(Data about app and page elements)
━━━━

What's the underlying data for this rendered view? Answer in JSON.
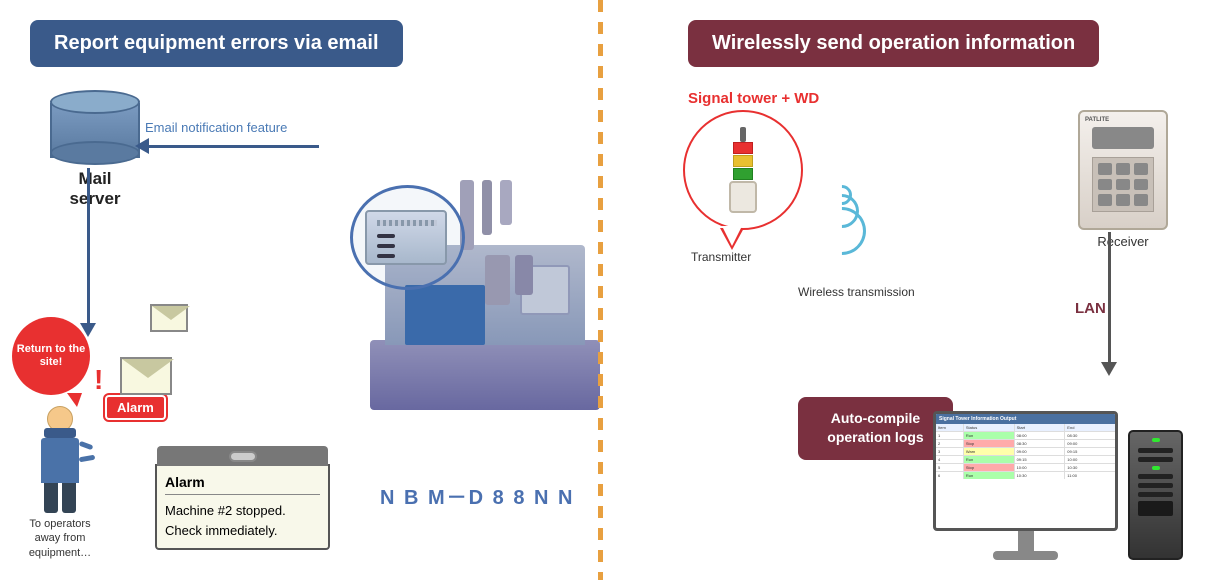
{
  "left": {
    "header": "Report equipment errors via email",
    "mail_server_label": "Mail\nserver",
    "email_notif_label": "Email notification feature",
    "speech_bubble": "Return\nto the\nsite!",
    "alarm_badge": "Alarm",
    "alarm_note_title": "Alarm",
    "alarm_note_line1": "Machine #2 stopped.",
    "alarm_note_line2": "Check immediately.",
    "person_label": "To operators\naway from\nequipment…"
  },
  "center": {
    "nbm_label": "N B M－D 8 8 N N"
  },
  "right": {
    "header": "Wirelessly send operation information",
    "signal_tower_label": "Signal tower + WD",
    "transmitter_label": "Transmitter",
    "wireless_label": "Wireless transmission",
    "lan_label": "LAN",
    "receiver_label": "Receiver",
    "receiver_brand": "PATLITE",
    "auto_compile_label": "Auto-compile\noperation logs",
    "monitor_header": "Signal Tower Information Output"
  }
}
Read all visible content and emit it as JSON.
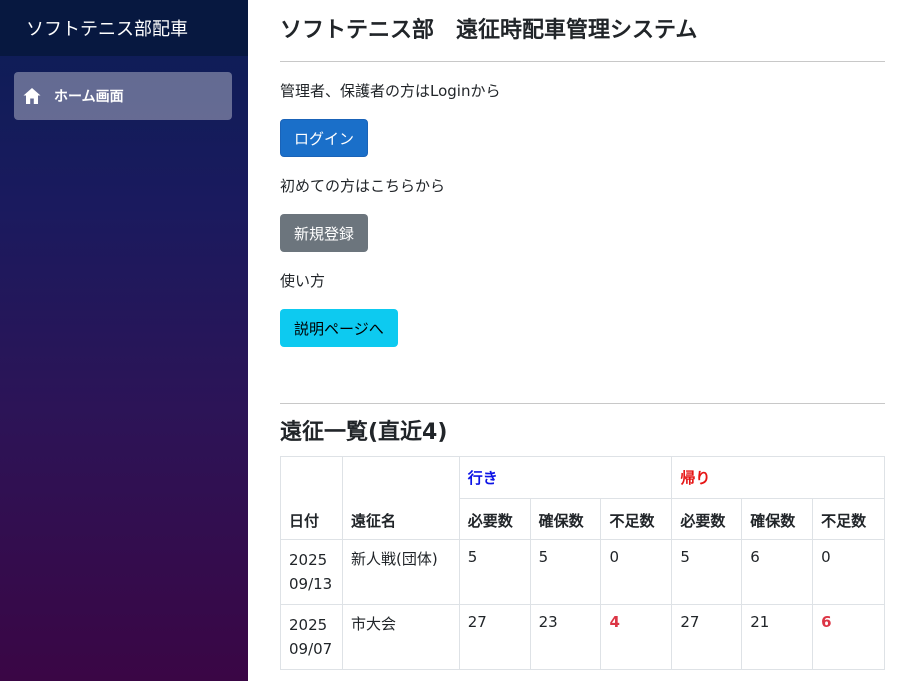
{
  "sidebar": {
    "brand": "ソフトテニス部配車",
    "items": [
      {
        "label": "ホーム画面",
        "icon": "home-icon"
      }
    ]
  },
  "main": {
    "title": "ソフトテニス部　遠征時配車管理システム",
    "login_note": "管理者、保護者の方はLoginから",
    "login_button": "ログイン",
    "register_note": "初めての方はこちらから",
    "register_button": "新規登録",
    "usage_note": "使い方",
    "usage_button": "説明ページへ",
    "list_title": "遠征一覧(直近4)"
  },
  "table": {
    "headers": {
      "date": "日付",
      "name": "遠征名",
      "go": "行き",
      "back": "帰り",
      "required": "必要数",
      "secured": "確保数",
      "shortage": "不足数"
    },
    "rows": [
      {
        "year": "2025",
        "date": "09/13",
        "name": "新人戦(団体)",
        "go_required": "5",
        "go_secured": "5",
        "go_shortage": "0",
        "back_required": "5",
        "back_secured": "6",
        "back_shortage": "0"
      },
      {
        "year": "2025",
        "date": "09/07",
        "name": "市大会",
        "go_required": "27",
        "go_secured": "23",
        "go_shortage": "4",
        "back_required": "27",
        "back_secured": "21",
        "back_shortage": "6"
      }
    ]
  },
  "colors": {
    "go": "#0d14e6",
    "back": "#e61414",
    "shortage": "#dc3545",
    "primary": "#1a6fc9"
  }
}
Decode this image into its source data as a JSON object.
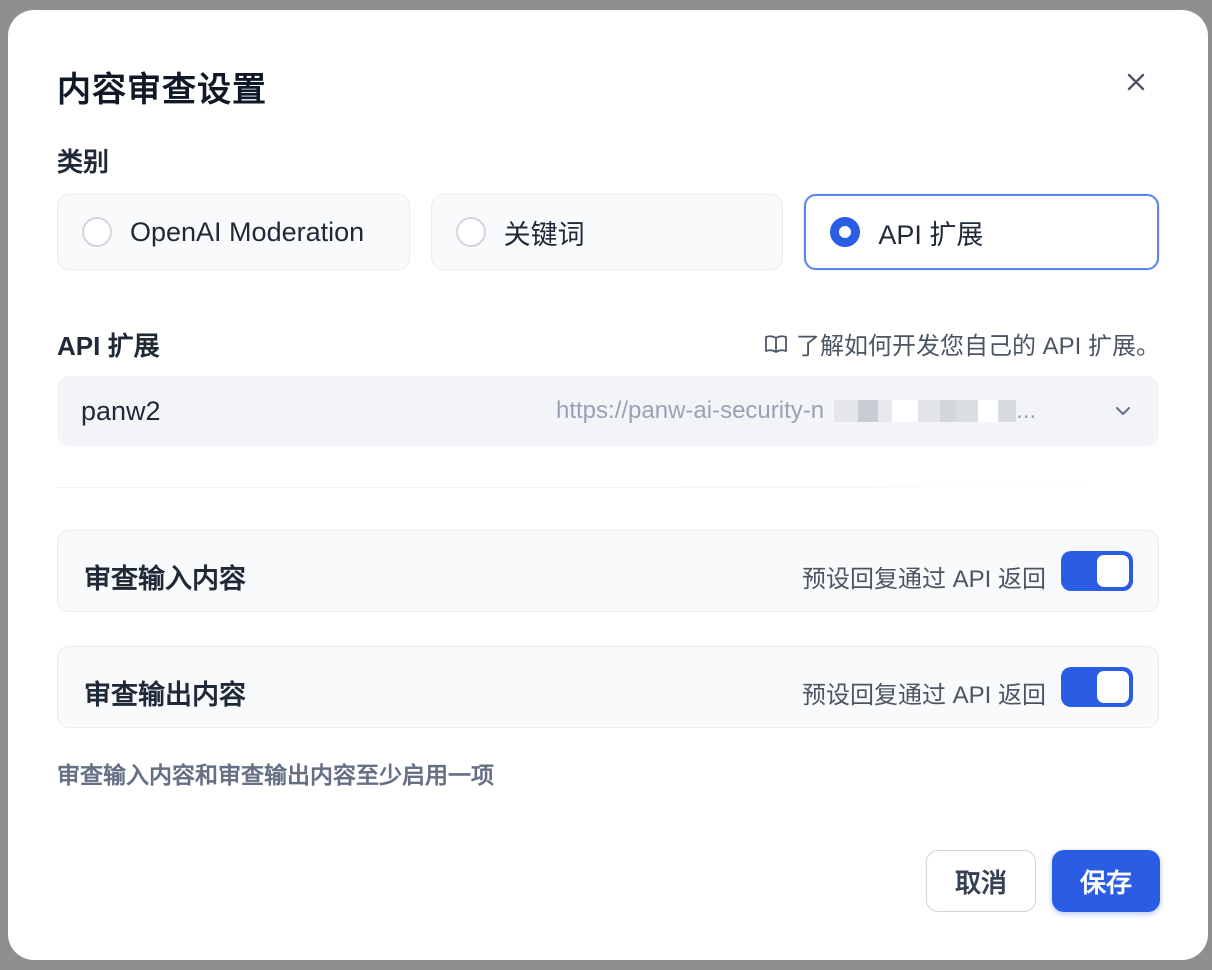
{
  "dialog": {
    "title": "内容审查设置",
    "close_icon": "close-icon"
  },
  "category": {
    "label": "类别",
    "options": [
      {
        "label": "OpenAI Moderation",
        "selected": false
      },
      {
        "label": "关键词",
        "selected": false
      },
      {
        "label": "API 扩展",
        "selected": true
      }
    ]
  },
  "api_extension": {
    "label": "API 扩展",
    "docs_link": "了解如何开发您自己的 API 扩展。",
    "docs_icon": "book-icon",
    "selected_name": "panw2",
    "selected_url": "https://panw-ai-security-n",
    "url_suffix": "..."
  },
  "moderation": {
    "input": {
      "title": "审查输入内容",
      "hint": "预设回复通过 API 返回",
      "enabled": true
    },
    "output": {
      "title": "审查输出内容",
      "hint": "预设回复通过 API 返回",
      "enabled": true
    },
    "note": "审查输入内容和审查输出内容至少启用一项"
  },
  "footer": {
    "cancel_label": "取消",
    "save_label": "保存"
  },
  "colors": {
    "accent": "#2a5ce4",
    "selected_border": "#5b84f1"
  }
}
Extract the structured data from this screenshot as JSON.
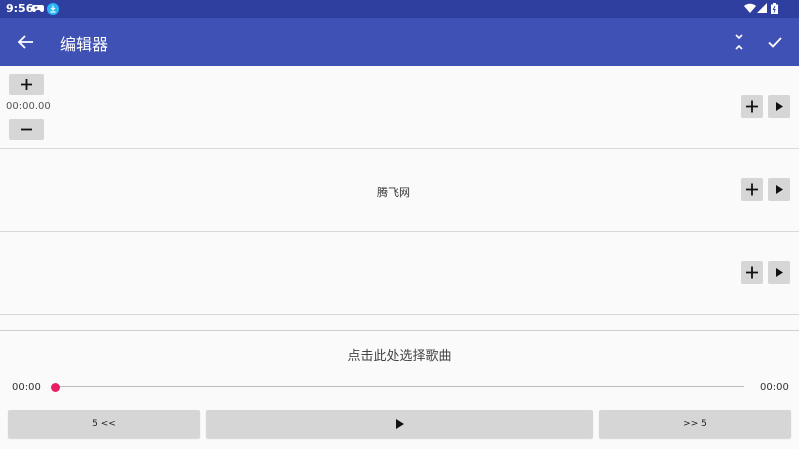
{
  "status_bar": {
    "time": "9:56",
    "icons": [
      "gamepad-icon",
      "download-icon",
      "wifi-icon",
      "signal-icon",
      "battery-icon"
    ]
  },
  "app_bar": {
    "title": "编辑器",
    "color": "#3f51b5",
    "actions": [
      "back-arrow-icon",
      "collapse-icon",
      "check-icon"
    ]
  },
  "rows": [
    {
      "time": "00:00.00",
      "label": ""
    },
    {
      "label": "腾飞网"
    },
    {
      "label": ""
    }
  ],
  "player": {
    "select_song": "点击此处选择歌曲",
    "current_time": "00:00",
    "total_time": "00:00",
    "progress": 0,
    "thumb_color": "#e91e63",
    "rewind_label": "5 <<",
    "forward_label": ">> 5"
  }
}
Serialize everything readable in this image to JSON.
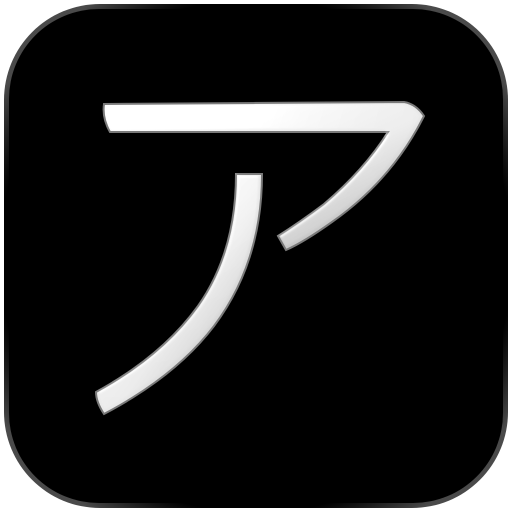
{
  "app_icon": {
    "glyph": "ア",
    "background_color": "#000000",
    "glyph_color": "#f2f2f2",
    "glyph_shade_color": "#9a9a9a",
    "rim_color": "#6a6a6a",
    "icon_name": "katakana-a-icon"
  }
}
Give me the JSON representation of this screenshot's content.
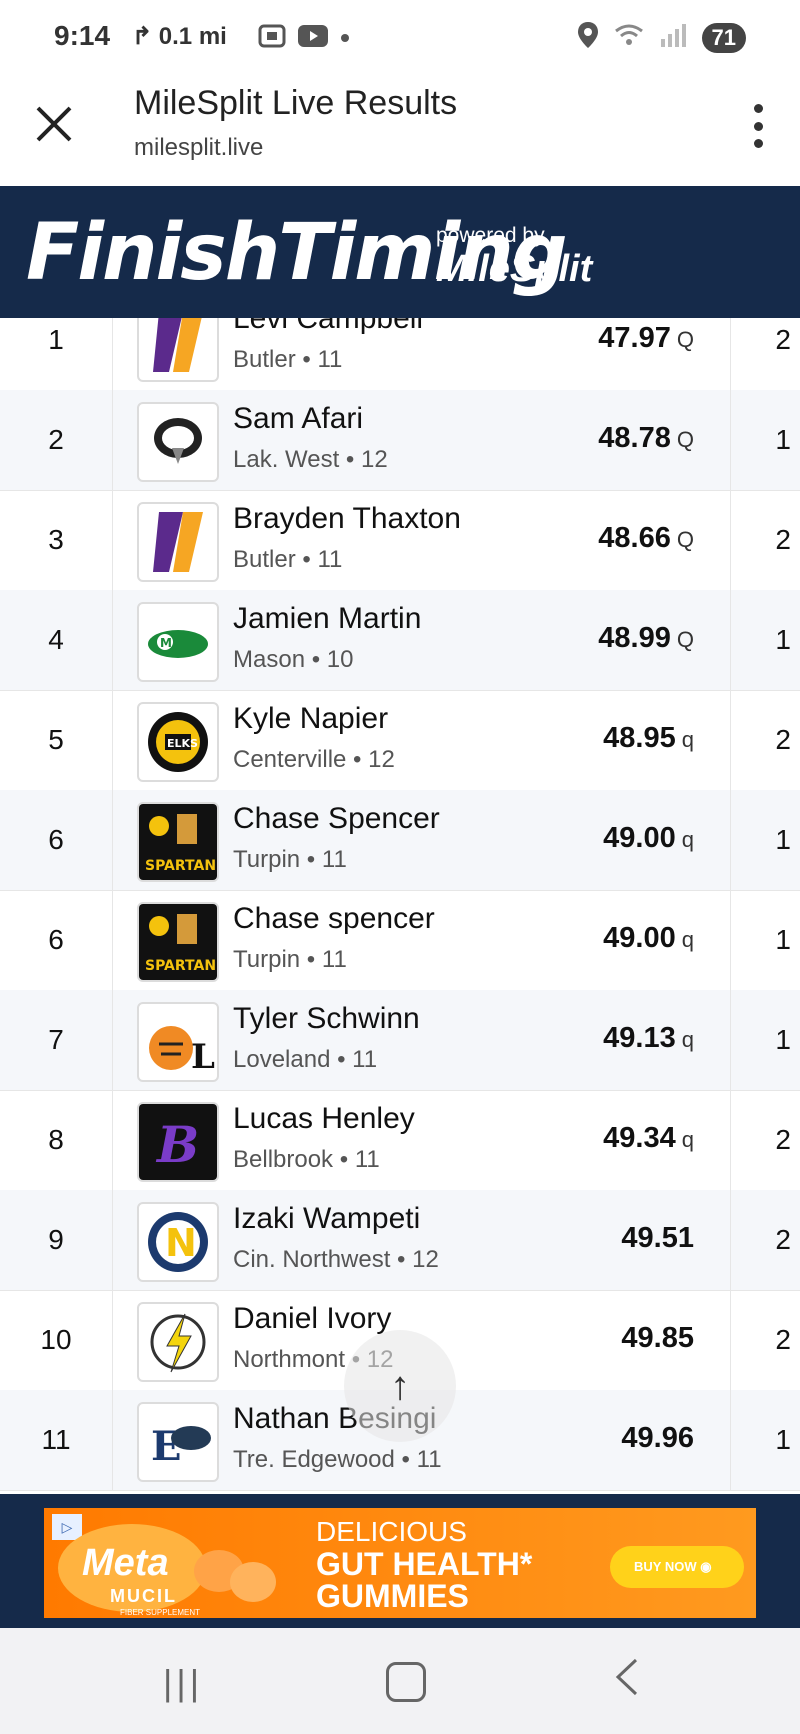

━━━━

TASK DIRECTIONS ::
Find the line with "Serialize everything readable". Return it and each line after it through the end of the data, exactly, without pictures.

REPLY ::
Serialize everything readable in this image to JSON.
{
  "app_icon": {
    "glyph": "ア",
    "background_color": "#000000",
    "glyph_color": "#f2f2f2",
    "glyph_shade_color": "#9a9a9a",
    "rim_color": "#6a6a6a",
    "icon_name": "katakana-a-icon"
  }
}
Give me the JSON representation of this screenshot's content.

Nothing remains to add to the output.